They say you are what you eat. If that’s the case, then in the summer months we are villagers. When garden tomatoes have ripened, we use them to make, and eat, delicious Greek salad, also called a horiatiki salata (horio means village in Greek). We eat this salad every day. Not almost every day…but every, single, day. And we never tire of it.
It would be next to impossible to tire of a salad so full of flavour and amazing texture. For us, Greek salad or horiatiki salata is a gift of summer; easy to prepare, filling, deliciously fragrant and healthy. In fact, the only down side is that we live in a country where local, vine-ripened tomatoes are not readily available year round.
When we were teenagers, and decided that we knew everything, we would get into heated discussions with our parents over this salad. We had heard that when a knife is used to cut lettuce, as was the case in our parents’ kitchen, there is a chance that lettuce cell boundaries will be damaged. For reasons we never really understood, this resulted in sub-par lettuce leaves. Because of this, we explained to our parents that lettuce had to be torn, by hand, into large, bite-sized pieces; this was necessary to preserve its integrity. It was also the way most of our non-Greek friends ate their salad, and frankly, we wanted to be a little like them. Our parents gave the hand-torn lettuce a try (once), and quickly deemed the non-uniform, large-ish pieces of green, to be too cumbersome to eat. Back to the cutting board.

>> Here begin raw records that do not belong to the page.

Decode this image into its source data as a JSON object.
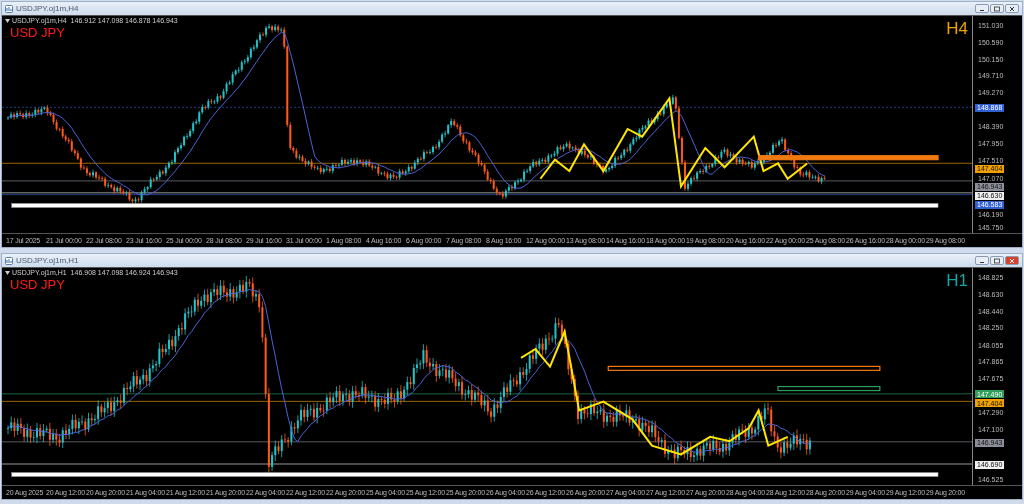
{
  "windows": [
    {
      "title": "USDJPY.oj1m,H4",
      "close_highlighted": false,
      "info": "USDJPY.oj1m,H4  146.912 147.098 146.878 146.943",
      "symbol": "USD JPY",
      "timeframe": {
        "text": "H4",
        "color": "#f0a000"
      },
      "price_ticks": [
        "151.030",
        "150.590",
        "150.150",
        "149.710",
        "149.270",
        "148.390",
        "147.950",
        "147.510",
        "147.070",
        "146.190",
        "145.750"
      ],
      "price_badges": [
        {
          "text": "148.868",
          "color": "#2f5fd0"
        },
        {
          "text": "147.404",
          "color": "#f0a000"
        },
        {
          "text": "146.943",
          "color": "#8a8f99"
        },
        {
          "text": "146.630",
          "color": "#f0f0f0"
        },
        {
          "text": "146.583",
          "color": "#2f5fd0"
        }
      ],
      "time_labels": [
        "17 Jul 2025",
        "21 Jul 00:00",
        "22 Jul 08:00",
        "23 Jul 16:00",
        "25 Jul 00:00",
        "28 Jul 08:00",
        "29 Jul 16:00",
        "31 Jul 00:00",
        "1 Aug 08:00",
        "4 Aug 16:00",
        "6 Aug 00:00",
        "7 Aug 08:00",
        "8 Aug 16:00",
        "12 Aug 00:00",
        "13 Aug 08:00",
        "14 Aug 16:00",
        "18 Aug 00:00",
        "19 Aug 08:00",
        "20 Aug 16:00",
        "22 Aug 00:00",
        "25 Aug 08:00",
        "26 Aug 16:00",
        "28 Aug 00:00",
        "29 Aug 08:00"
      ]
    },
    {
      "title": "USDJPY.oj1m,H1",
      "close_highlighted": true,
      "info": "USDJPY.oj1m,H1  146.908 147.098 146.924 146.943",
      "symbol": "USD JPY",
      "timeframe": {
        "text": "H1",
        "color": "#1aa3a3"
      },
      "price_ticks": [
        "148.825",
        "148.630",
        "148.440",
        "148.250",
        "148.055",
        "147.865",
        "147.675",
        "147.290",
        "147.100",
        "146.525"
      ],
      "price_badges": [
        {
          "text": "147.490",
          "color": "#2e9e5a"
        },
        {
          "text": "147.404",
          "color": "#f0a000"
        },
        {
          "text": "146.943",
          "color": "#8a8f99"
        },
        {
          "text": "146.690",
          "color": "#f0f0f0"
        }
      ],
      "time_labels": [
        "20 Aug 2025",
        "20 Aug 12:00",
        "20 Aug 20:00",
        "21 Aug 04:00",
        "21 Aug 12:00",
        "21 Aug 20:00",
        "22 Aug 04:00",
        "22 Aug 12:00",
        "22 Aug 20:00",
        "25 Aug 04:00",
        "25 Aug 12:00",
        "25 Aug 20:00",
        "26 Aug 04:00",
        "26 Aug 12:00",
        "26 Aug 20:00",
        "27 Aug 04:00",
        "27 Aug 12:00",
        "27 Aug 20:00",
        "28 Aug 04:00",
        "28 Aug 12:00",
        "28 Aug 20:00",
        "29 Aug 04:00",
        "29 Aug 12:00",
        "29 Aug 20:00"
      ]
    }
  ]
}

Perhaps you remember reading that black-eyed peas with spinach is one of our absolute favourite meals. It’s true, and that, of course, meant that our parents would make it often; they still do, and now we do too! Over the years, being the efficient cooks that they are, they learned that if they soaked and boiled extra black-eyed peas (more beans = same amount of time and effort as fewer beans), they could use them in different recipes. It was black-eyed pea surplus that led them to whip together this salad.